### INSTRUCTIONS FOR THE TASK
Your answer consists of the lines in the data that contain "sudo". Copy each of them.

### DATA EXTRACTS
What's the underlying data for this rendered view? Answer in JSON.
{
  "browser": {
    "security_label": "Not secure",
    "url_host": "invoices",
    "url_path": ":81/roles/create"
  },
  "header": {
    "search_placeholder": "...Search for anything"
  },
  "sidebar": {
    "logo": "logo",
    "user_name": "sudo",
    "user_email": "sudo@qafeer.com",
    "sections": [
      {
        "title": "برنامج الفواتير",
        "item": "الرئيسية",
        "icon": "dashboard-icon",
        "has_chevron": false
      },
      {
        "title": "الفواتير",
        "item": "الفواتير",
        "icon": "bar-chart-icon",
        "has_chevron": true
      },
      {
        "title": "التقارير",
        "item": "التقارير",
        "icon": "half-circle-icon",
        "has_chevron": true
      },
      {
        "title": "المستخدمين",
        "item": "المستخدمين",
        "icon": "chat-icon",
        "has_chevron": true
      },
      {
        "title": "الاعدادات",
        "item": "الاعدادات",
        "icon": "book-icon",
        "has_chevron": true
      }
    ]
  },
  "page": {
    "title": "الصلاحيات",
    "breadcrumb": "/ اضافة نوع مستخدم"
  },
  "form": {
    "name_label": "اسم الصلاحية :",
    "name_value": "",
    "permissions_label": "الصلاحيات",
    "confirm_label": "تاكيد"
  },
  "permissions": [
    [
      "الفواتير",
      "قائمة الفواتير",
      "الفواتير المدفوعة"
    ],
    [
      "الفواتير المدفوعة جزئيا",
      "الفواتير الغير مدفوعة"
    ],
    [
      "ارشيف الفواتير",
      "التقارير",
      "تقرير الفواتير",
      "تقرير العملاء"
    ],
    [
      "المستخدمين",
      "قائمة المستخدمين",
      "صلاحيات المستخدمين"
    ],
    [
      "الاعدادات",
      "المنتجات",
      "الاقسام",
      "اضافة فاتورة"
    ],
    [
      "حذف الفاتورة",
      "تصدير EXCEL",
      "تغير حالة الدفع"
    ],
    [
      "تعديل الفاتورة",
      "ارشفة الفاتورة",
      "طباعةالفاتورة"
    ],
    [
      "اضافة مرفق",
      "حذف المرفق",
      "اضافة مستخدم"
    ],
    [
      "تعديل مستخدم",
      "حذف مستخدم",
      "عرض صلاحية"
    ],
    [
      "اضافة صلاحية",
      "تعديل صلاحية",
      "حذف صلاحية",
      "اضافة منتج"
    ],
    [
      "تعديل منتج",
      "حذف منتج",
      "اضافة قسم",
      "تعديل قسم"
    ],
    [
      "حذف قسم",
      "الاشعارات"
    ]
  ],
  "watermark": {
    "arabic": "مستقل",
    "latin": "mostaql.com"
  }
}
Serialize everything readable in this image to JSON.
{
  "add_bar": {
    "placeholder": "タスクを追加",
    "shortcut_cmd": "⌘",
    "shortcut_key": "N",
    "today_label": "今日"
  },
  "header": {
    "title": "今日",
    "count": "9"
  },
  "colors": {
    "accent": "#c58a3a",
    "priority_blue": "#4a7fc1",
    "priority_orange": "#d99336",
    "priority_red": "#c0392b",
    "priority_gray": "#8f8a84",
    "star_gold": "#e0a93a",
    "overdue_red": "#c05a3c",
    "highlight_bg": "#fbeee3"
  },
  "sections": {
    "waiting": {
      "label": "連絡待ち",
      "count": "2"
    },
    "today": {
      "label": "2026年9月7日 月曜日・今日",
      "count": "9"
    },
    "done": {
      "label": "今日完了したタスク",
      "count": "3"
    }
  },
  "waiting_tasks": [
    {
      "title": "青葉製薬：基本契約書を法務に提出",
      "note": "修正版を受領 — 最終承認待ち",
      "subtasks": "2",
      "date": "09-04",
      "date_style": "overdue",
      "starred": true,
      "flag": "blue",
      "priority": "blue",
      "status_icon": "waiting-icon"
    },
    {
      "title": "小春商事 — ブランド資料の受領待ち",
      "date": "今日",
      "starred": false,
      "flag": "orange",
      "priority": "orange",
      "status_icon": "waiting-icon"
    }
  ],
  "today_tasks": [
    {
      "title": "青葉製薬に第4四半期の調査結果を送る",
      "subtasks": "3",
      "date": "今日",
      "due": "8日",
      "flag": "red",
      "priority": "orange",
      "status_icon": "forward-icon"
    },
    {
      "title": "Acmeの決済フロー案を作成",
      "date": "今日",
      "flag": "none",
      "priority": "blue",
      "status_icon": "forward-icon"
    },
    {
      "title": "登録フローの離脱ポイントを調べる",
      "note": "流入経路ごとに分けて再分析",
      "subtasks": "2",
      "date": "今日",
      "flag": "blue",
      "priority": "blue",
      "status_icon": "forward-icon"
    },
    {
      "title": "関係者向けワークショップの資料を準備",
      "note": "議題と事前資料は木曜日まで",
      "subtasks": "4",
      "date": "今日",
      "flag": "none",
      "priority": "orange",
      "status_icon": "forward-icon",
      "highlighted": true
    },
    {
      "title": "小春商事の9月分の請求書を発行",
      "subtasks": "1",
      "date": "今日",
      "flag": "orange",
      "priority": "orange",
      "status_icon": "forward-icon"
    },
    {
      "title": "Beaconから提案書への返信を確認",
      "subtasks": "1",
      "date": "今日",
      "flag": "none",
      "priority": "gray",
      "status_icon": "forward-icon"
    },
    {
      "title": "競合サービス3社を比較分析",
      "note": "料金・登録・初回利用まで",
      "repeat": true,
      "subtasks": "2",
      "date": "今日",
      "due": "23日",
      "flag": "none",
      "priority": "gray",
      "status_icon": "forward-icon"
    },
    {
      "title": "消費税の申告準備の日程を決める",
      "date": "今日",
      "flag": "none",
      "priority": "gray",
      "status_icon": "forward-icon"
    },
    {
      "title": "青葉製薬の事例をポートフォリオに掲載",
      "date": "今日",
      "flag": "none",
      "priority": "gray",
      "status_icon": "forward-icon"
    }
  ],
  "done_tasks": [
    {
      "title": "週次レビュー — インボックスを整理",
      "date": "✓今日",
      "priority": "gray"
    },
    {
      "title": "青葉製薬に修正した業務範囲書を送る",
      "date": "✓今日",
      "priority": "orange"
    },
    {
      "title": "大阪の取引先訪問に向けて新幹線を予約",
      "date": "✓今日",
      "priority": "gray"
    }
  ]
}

### SOLUTION TO THE PROBLEM
    "user_name": "sudo",
    "user_email": "sudo@qafeer.com",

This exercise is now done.